After reading Green Eggs and Ham for the 3,823rd time, children’s books can start to grate on you. (No offense to Dr. Seuss.) Thankfully, many of today’s children’s books are ones that the entire family can enjoy, and some of them even take on topics that hold a fond place in parents’ hearts.
One such book is Hip-Hop Alphabet by Howie Abrams. It introduces kids to the hip-hop musical genre and the culture behind it. The book is fun, but it’s also a bit of educational history.
“History?” you ask? “How can hip-hop possibly be categorized as history?” This may make you feel old, but hip-hop music has officially been around for 44 years now. We’ll let that sink in for a moment before moving on.

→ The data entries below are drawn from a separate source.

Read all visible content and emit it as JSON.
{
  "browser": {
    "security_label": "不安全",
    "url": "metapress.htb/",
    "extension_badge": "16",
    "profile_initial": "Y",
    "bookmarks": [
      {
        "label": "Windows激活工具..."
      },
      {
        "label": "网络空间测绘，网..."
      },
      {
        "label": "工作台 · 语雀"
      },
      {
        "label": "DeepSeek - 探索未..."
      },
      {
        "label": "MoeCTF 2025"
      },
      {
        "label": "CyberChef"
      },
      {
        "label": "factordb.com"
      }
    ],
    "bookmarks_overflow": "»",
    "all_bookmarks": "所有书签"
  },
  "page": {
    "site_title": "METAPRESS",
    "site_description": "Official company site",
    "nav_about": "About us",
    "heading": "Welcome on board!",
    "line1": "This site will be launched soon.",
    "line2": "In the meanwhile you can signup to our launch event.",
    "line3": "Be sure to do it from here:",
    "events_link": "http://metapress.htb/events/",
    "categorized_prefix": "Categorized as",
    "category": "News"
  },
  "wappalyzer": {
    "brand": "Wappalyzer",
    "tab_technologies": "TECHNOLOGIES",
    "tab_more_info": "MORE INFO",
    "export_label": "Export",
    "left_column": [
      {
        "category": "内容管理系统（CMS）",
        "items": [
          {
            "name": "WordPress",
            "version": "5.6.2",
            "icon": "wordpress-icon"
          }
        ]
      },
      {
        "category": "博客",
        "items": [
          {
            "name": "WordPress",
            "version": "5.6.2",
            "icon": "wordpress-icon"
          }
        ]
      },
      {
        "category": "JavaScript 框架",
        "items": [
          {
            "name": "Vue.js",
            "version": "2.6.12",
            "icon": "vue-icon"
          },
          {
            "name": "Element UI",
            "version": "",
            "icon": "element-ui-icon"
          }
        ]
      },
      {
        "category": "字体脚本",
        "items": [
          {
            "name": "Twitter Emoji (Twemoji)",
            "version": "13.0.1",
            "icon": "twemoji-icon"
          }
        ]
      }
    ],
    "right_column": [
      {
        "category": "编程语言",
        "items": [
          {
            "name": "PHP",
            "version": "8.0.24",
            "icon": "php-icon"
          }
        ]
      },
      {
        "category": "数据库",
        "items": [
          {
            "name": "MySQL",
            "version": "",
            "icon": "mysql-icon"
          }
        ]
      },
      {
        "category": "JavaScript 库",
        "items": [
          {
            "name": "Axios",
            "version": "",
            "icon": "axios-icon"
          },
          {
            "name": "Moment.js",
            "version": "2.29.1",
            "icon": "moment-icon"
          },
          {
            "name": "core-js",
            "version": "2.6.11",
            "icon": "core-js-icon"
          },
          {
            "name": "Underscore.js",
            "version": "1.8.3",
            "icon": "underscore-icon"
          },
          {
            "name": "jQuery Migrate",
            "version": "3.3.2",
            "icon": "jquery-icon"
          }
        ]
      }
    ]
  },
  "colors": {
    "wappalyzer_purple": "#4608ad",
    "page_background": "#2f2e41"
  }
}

Abrams teamed up with famed Brooklyn graffiti artist Michael “Kaves” McLeer, who provides the illustrations for each letter in the book. From the colorful street art to the graffiti supplies, the world of graffiti is an integral part of hip-hop culture, making the illustration style perfectly fitting.
The ABCs of Hip-Hop Culture
In each section, McLeer takes a letter and illustrates it as only a talented street artist could. The “J” section covers “Jay-Z,” and “R” is for “Run DMC,” naturally. In addition to the vibrant illustrations, each section discusses the history and accomplishments of the musical groups and rappers that are featured.
Speaking of Run DMC, Abrams got Darryl “DMC” Daniels from the group to sign on to write the forward for the book. He was the first choice to write the intro and Abrams and McLeer were ecstatic when he agreed. He describes how the book combines two art forms – hip-hop and graffiti – and presents them in a way that kids can appreciate and understand.
A Book for a Good Cause
In addition to providing fun reading for parents and an educational adventure for kids, Hip-Hop Alphabet is raising money for a wonderful cause. A percentage of its proceeds will be donated to the Jam Master Jay Foundation for Music. Created by Jam Master Jay’s wife and a few of his close friends, the foundation seeks to provide all children equal access to the arts, regardless of their socioeconomic background.
A book that features amazing street art illustrations and discusses Tupac, Biggie, and OutKast? I think we may have outgrown Dr. Seuss for good!